Priority Project
Bunbury, Western Australia
Smaller cities and regional centres
Regional Australia
Problem/Opportunity timeframe
Near term (0-5 years)
Proposed By
WA Government
Evaluation Date
08 December 2020

Problem to be addressed

Bunbury is one of the fast growing regional cities in Australia, with the population projected to grow by 1.6% on average from 175,900 in 2016 to 206,640 by 2026. Two of Bunbury’s major industries, mining and tourism, place pressure on the local road network, with the road network near the Port of Bunbury carrying a mix of freight and light vehicle traffic (including local, regional and tourist trips).

The current network does not separate traffic streams and has variable speed limits which negatively impacts freight efficiency. Mixing freight and regional movements with local traffic negatively impacts on safety, amenity, tourism and urban development.

Freight routes in the South West region of Western Australia incorporate several at-grade rail crossings and intersections where speed limits have been reduced, impacting on the overall network efficiency. These factors contribute to the increasing costs for freight operators and industry and have a detrimental impact on the local community.

Project description

The Bunbury Outer Ring Road comprises a 27 kilometre, 4 lane, grade-separated dual carriageway highway at the outer edge of Bunbury connecting the Bussell Highway to the Forrest Highway.

The project also consists of:
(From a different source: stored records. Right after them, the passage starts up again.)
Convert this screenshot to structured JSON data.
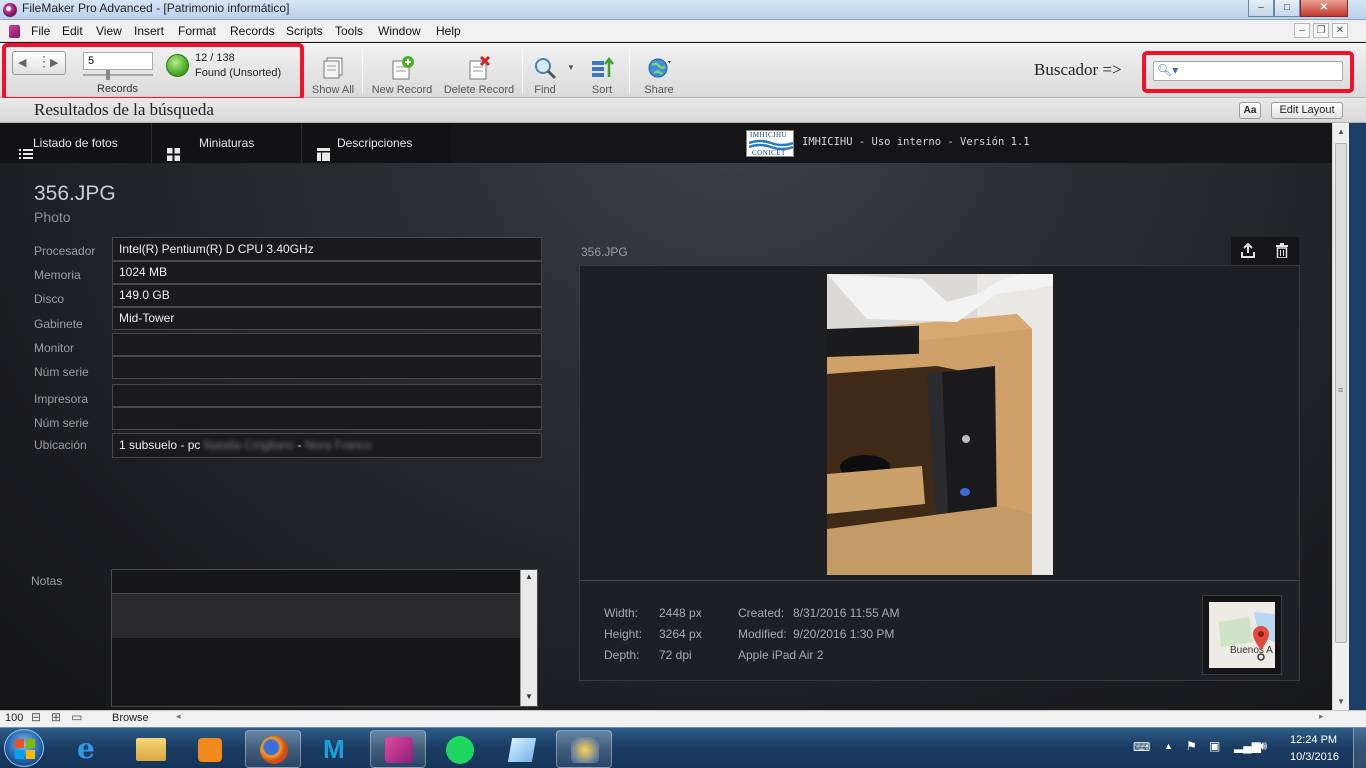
{
  "window": {
    "title": "FileMaker Pro Advanced - [Patrimonio informático]",
    "controls": [
      "minimize",
      "maximize",
      "close"
    ]
  },
  "menubar": {
    "items": [
      "File",
      "Edit",
      "View",
      "Insert",
      "Format",
      "Records",
      "Scripts",
      "Tools",
      "Window",
      "Help"
    ]
  },
  "toolbar": {
    "record_number": "5",
    "records_label": "Records",
    "found_count": "12 / 138",
    "found_status": "Found (Unsorted)",
    "show_all": "Show All",
    "new_record": "New Record",
    "delete_record": "Delete Record",
    "find": "Find",
    "sort": "Sort",
    "share": "Share",
    "search_label": "Buscador =>",
    "search_value": ""
  },
  "layoutbar": {
    "title": "Resultados de la búsqueda",
    "aa_label": "Aa",
    "edit_layout": "Edit Layout"
  },
  "nav": {
    "tabs": [
      "Listado de fotos",
      "Miniaturas",
      "Descripciones"
    ],
    "logo_text": "IMHICIHU",
    "logo_sub": "CONICET",
    "header_text": "IMHICIHU - Uso interno - Versión 1.1"
  },
  "record": {
    "file_name": "356.JPG",
    "file_type": "Photo",
    "fields": [
      {
        "label": "Procesador",
        "value": "Intel(R) Pentium(R) D CPU 3.40GHz"
      },
      {
        "label": "Memoria",
        "value": "1024 MB"
      },
      {
        "label": "Disco",
        "value": "149.0 GB"
      },
      {
        "label": "Gabinete",
        "value": "Mid-Tower"
      },
      {
        "label": "Monitor",
        "value": ""
      },
      {
        "label": "Núm serie",
        "value": ""
      },
      {
        "label": "Impresora",
        "value": ""
      },
      {
        "label": "Núm serie",
        "value": ""
      },
      {
        "label": "Ubicación",
        "value": "1 subsuelo - pc",
        "blurred_1": "Natalia Cirigliano",
        "separator": "-",
        "blurred_2": "Nora Franco"
      }
    ],
    "notes_label": "Notas"
  },
  "photo": {
    "name": "356.JPG",
    "width_label": "Width:",
    "width_value": "2448 px",
    "height_label": "Height:",
    "height_value": "3264 px",
    "depth_label": "Depth:",
    "depth_value": "72 dpi",
    "created_label": "Created:",
    "created_value": "8/31/2016 11:55 AM",
    "modified_label": "Modified:",
    "modified_value": "9/20/2016 1:30 PM",
    "device": "Apple iPad Air 2",
    "map_label": "Buenos A"
  },
  "statusbar": {
    "zoom": "100",
    "mode": "Browse"
  },
  "taskbar": {
    "time": "12:24 PM",
    "date": "10/3/2016"
  },
  "colors": {
    "highlight_red": "#f2102a",
    "content_bg": "#1c1d20",
    "field_bg": "#1a1a1c"
  }
}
  • Grade separated interchanges at Forrest Highway (near Australind), Raymond Road, South Western Highway North, Wireless Road (Waterloo interchange), Willinge Drive, Lillydale Road and Bussell Highway (north of Lakes Road).
  • Grade separation at river crossings, rail crossings and local roads, including Clifton/ Paris Road, South Western Highway, Boyanup-Picton Road
  • Construction of local access roads
  • Extension of Willinge Drive to South Western Highway.

Economic, social and environmental value

Economic benefits of the project include travel time savings, vehicle operating cost savings for both private vehicles and commercial vehicles. Other benefits include crash cost savings and environmental benefits.

The proponent’s stated benefit-cost ratio is 1.34, with a net present value of $243 million (7% real discount rate).